– 00:35:00             1st stage LOX (liquid oxygen) loading begins
– 00:16:00             2nd stage LOX loading begins
– 00:07:00             Falcon 9 begins pre-launch engine chill
– 00:05:00             Dragon transitions to internal power
– 00:01:00             Command flight computer to begin final prelaunch checks
– 00:01:00             Propellant tanks pressurize for flight
– 00:00:45             SpaceX Launch Director verifies go for launch
– 00:00:03             Engine controller commands engine ignition sequence to start
– 00:00:00             Falcon 9 liftoff

LAUNCH, LANDING, AND DRAGON DEPLOYMENT

Hr/Min/Sec        Event
00:01:18               Max Q (moment of peak mechanical stress on the rocket)
00:02:30               1st stage main engine cutoff (MECO)
00:02:34               1st and 2nd stages separate
00:02:41               2nd stage engine starts
00:06:37               1st stage entry burn begins
00:08:38               2nd stage engine cutoff (SECO)
00:08:38               1st stage landing
00:11:49               Dragon separates from 2nd stage
00:12:35               Dragon nosecone open sequence begins

 

Launch Day Arrives for SpaceX’s 25th Resupply Services Mission

SpaceX's Falcon 9 rocket and cargo Dragon spacecraft and Kennedy Space Center's Launch Complex 39A ahead of the company's 25th commercial resupply services launch.
A SpaceX Falcon 9 rocket, with the company’s Cargo Dragon spacecraft atop, is raised to a vertical position at NASA Kennedy Space Center’s Launch Complex 39A on July 12, 2022, in preparation for the 25th commercial resupply services launch to the International Space Station.

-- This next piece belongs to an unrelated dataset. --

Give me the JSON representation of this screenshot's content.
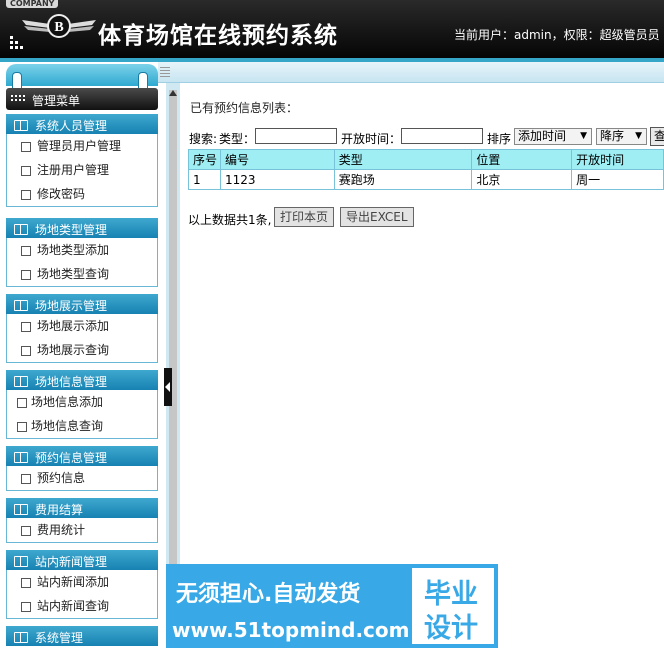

Photo credit: SpaceX

NASA and SpaceX are targeting 8:44 p.m. EDT today, July 14, for SpaceX’s 25th commercial resupply (CRS-25) launch to the International Space Station. The company’s Falcon 9 rocket and cargo Dragon spacecraft will lift off from Launch Complex 39A at NASA’s Kennedy Space Center in Florida.

Weather officials with Cape Canaveral Space Force Station’s 45th Weather Squadron continue to predict a 70% chance of favorable weather conditions for today’s launch, with the primary concerns revolving around the cumulus cloud rule and flight through precipitation.

Dragon will carry more than 5,800 pounds of cargo, including a variety of NASA investigations such as NASA’s Earth Surface Mineral Dust Source Investigation (EMIT), which will identify the composition of mineral dust from Earth’s arid regions and analyze dust carried through the atmosphere from deserts to see what effects it has on the planet, further advancing NASA’s data contributions to monitoring climate change.

Other investigations include studying the aging of immune cells and the potential to reverse those effects during postflight recovery, a CubeSat that will monitor cloud top and ocean surface temperatures which could help scientists understand Earth’s climate and weather systems, and a student experiment testing a concrete alternative for potential use in future lunar and Martian habitats.

Beginning at 8:15 p.m. EDT, join us on the CRS-25 mission blog for live coverage, and follow along on NASA Television, the NASA app, and the agency’s website for the live launch broadcast.